the White House has been working to trace a flurry of new infections of close Trump aides and allies. Attention is focused in particular on the Sept. 26 White House event introducing Trump’s Supreme Court nominee. That day, Trump gathered more than 150 people in the Rose Garden, where they mingled, hugged and shook hands — overwhelmingly without masks. There were also several indoor receptions, where Trump’s Supreme Court pick, Amy Coney Barrett, her family, senators and others spent time in the close quarters of the White House, photographs show.

Among those who attended and have now tested positive: former New Jersey Gov. Chris Christie, former White House counselor Kellyanne Conway, the president of the University of Notre Dame and at least two Republican lawmakers – Sen. Mike Lee (R-UT) and  Sen. Thom Tillis (R-NC).

The president’s campaign manager, Bill Stepien, and the head of the Republican National Committee, Ronna McDaniel, have also tested positive, though they were not at the event.

Another prominent Republican who has tested positive: Sen. Ron Johnson (R-WI), the third Republican senator to test positive for the virus that has killed over 200,000 Americans.

Saturday also saw former New Jersey Gov. Chris Christie, who was present at the White House Rose Garden ceremony where President Trump nominated Amy Coney Barrett to the Supreme Court, announce that he had tested positive for COVID-19. He would later check into a hospital as a "precautionary measure."


AP Photo/Alex Brandon


One of the president’s personal assistants, Nick Luna, tested positive after having traveled with Trump several times recently, a White House official said Saturday night.
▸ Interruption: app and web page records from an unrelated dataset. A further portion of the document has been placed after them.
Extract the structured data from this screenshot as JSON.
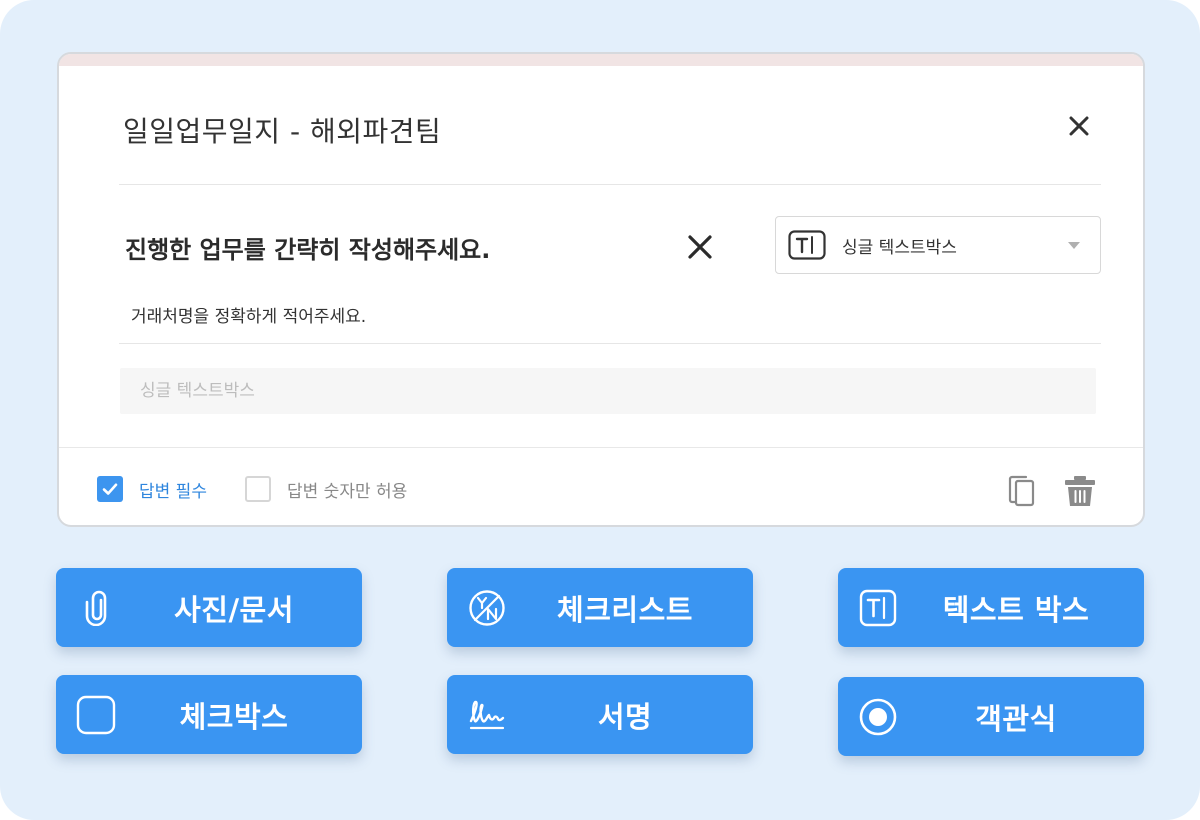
{
  "card": {
    "title": "일일업무일지 - 해외파견팀",
    "question": "진행한 업무를 간략히 작성해주세요.",
    "helper_text": "거래처명을 정확하게 적어주세요.",
    "type_select": {
      "selected": "싱글 텍스트박스",
      "icon": "textbox-icon"
    },
    "answer_placeholder": "싱글 텍스트박스",
    "options": [
      {
        "label": "답변 필수",
        "checked": true
      },
      {
        "label": "답변 숫자만 허용",
        "checked": false
      }
    ]
  },
  "tools": [
    {
      "label": "사진/문서",
      "icon": "paperclip-icon"
    },
    {
      "label": "체크리스트",
      "icon": "yes-no-icon"
    },
    {
      "label": "텍스트 박스",
      "icon": "textbox-icon"
    },
    {
      "label": "체크박스",
      "icon": "checkbox-icon"
    },
    {
      "label": "서명",
      "icon": "signature-icon"
    },
    {
      "label": "객관식",
      "icon": "radio-icon"
    }
  ],
  "colors": {
    "accent": "#3a95f2",
    "background": "#e3effb",
    "checked_text": "#2f86de"
  }
}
The official wasn’t authorized to discuss the matter by name and spoke on condition of anonymity.

Here are some other storylines we're following:

The Associated Press contributed to this report.